# WORK REQUEST
Produce an exact copy of all records below.

# GIVEN DATA
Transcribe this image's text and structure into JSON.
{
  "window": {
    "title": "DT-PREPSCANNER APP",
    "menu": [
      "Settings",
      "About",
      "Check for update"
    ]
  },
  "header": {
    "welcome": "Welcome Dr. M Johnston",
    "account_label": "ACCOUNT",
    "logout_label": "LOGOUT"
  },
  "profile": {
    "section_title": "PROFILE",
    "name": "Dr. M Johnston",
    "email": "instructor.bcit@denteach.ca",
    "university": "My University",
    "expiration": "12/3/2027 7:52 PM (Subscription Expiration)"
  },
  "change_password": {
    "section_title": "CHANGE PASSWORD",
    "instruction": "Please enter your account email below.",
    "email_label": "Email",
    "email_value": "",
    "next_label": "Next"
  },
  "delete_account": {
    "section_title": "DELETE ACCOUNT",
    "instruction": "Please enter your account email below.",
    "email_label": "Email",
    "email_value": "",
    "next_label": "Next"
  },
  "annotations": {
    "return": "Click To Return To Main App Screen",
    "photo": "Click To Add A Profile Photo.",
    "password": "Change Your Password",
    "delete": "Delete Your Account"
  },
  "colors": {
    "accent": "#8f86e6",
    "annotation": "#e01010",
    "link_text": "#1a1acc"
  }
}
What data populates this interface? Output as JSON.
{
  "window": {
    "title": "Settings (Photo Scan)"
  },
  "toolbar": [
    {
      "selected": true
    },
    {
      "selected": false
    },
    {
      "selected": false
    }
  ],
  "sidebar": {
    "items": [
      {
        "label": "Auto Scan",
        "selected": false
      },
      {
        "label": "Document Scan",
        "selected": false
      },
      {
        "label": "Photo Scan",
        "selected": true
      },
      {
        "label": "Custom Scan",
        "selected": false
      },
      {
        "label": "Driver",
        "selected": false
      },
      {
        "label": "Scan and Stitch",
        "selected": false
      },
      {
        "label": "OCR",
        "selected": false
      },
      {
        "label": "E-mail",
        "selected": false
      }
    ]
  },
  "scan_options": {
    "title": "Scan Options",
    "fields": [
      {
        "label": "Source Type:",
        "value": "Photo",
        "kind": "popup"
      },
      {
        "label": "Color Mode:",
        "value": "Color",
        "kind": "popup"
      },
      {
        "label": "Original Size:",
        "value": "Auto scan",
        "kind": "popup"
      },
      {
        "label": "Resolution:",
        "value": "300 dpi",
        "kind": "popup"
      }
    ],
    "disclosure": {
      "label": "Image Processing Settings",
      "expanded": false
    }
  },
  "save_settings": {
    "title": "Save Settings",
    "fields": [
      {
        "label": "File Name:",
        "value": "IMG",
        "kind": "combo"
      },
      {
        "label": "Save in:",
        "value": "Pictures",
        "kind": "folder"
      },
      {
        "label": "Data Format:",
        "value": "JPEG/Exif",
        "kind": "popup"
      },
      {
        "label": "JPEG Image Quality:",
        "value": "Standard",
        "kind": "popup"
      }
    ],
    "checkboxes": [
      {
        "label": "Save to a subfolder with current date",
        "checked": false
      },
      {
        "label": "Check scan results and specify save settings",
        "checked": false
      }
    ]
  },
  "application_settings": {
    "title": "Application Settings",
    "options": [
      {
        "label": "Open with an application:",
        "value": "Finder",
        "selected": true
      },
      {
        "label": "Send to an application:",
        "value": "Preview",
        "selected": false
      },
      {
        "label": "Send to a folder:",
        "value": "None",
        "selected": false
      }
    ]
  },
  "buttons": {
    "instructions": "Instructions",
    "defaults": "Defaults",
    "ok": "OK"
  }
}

# TASK SOLUTION
Transcribe this image's text and structure into JSON.
{
  "window": {
    "title": "DT-PREPSCANNER APP",
    "menu": [
      "Settings",
      "About",
      "Check for update"
    ]
  },
  "header": {
    "welcome": "Welcome Dr. M Johnston",
    "account_label": "ACCOUNT",
    "logout_label": "LOGOUT"
  },
  "profile": {
    "section_title": "PROFILE",
    "name": "Dr. M Johnston",
    "email": "instructor.bcit@denteach.ca",
    "university": "My University",
    "expiration": "12/3/2027 7:52 PM (Subscription Expiration)"
  },
  "change_password": {
    "section_title": "CHANGE PASSWORD",
    "instruction": "Please enter your account email below.",
    "email_label": "Email",
    "email_value": "",
    "next_label": "Next"
  },
  "delete_account": {
    "section_title": "DELETE ACCOUNT",
    "instruction": "Please enter your account email below.",
    "email_label": "Email",
    "email_value": "",
    "next_label": "Next"
  },
  "annotations": {
    "return": "Click To Return To Main App Screen",
    "photo": "Click To Add A Profile Photo.",
    "password": "Change Your Password",
    "delete": "Delete Your Account"
  },
  "colors": {
    "accent": "#8f86e6",
    "annotation": "#e01010",
    "link_text": "#1a1acc"
  }
}
What data populates this interface? Output as JSON.
{
  "window": {
    "title": "Settings (Photo Scan)"
  },
  "toolbar": [
    {
      "selected": true
    },
    {
      "selected": false
    },
    {
      "selected": false
    }
  ],
  "sidebar": {
    "items": [
      {
        "label": "Auto Scan",
        "selected": false
      },
      {
        "label": "Document Scan",
        "selected": false
      },
      {
        "label": "Photo Scan",
        "selected": true
      },
      {
        "label": "Custom Scan",
        "selected": false
      },
      {
        "label": "Driver",
        "selected": false
      },
      {
        "label": "Scan and Stitch",
        "selected": false
      },
      {
        "label": "OCR",
        "selected": false
      },
      {
        "label": "E-mail",
        "selected": false
      }
    ]
  },
  "scan_options": {
    "title": "Scan Options",
    "fields": [
      {
        "label": "Source Type:",
        "value": "Photo",
        "kind": "popup"
      },
      {
        "label": "Color Mode:",
        "value": "Color",
        "kind": "popup"
      },
      {
        "label": "Original Size:",
        "value": "Auto scan",
        "kind": "popup"
      },
      {
        "label": "Resolution:",
        "value": "300 dpi",
        "kind": "popup"
      }
    ],
    "disclosure": {
      "label": "Image Processing Settings",
      "expanded": false
    }
  },
  "save_settings": {
    "title": "Save Settings",
    "fields": [
      {
        "label": "File Name:",
        "value": "IMG",
        "kind": "combo"
      },
      {
        "label": "Save in:",
        "value": "Pictures",
        "kind": "folder"
      },
      {
        "label": "Data Format:",
        "value": "JPEG/Exif",
        "kind": "popup"
      },
      {
        "label": "JPEG Image Quality:",
        "value": "Standard",
        "kind": "popup"
      }
    ],
    "checkboxes": [
      {
        "label": "Save to a subfolder with current date",
        "checked": false
      },
      {
        "label": "Check scan results and specify save settings",
        "checked": false
      }
    ]
  },
  "application_settings": {
    "title": "Application Settings",
    "options": [
      {
        "label": "Open with an application:",
        "value": "Finder",
        "selected": true
      },
      {
        "label": "Send to an application:",
        "value": "Preview",
        "selected": false
      },
      {
        "label": "Send to a folder:",
        "value": "None",
        "selected": false
      }
    ]
  },
  "buttons": {
    "instructions": "Instructions",
    "defaults": "Defaults",
    "ok": "OK"
  }
}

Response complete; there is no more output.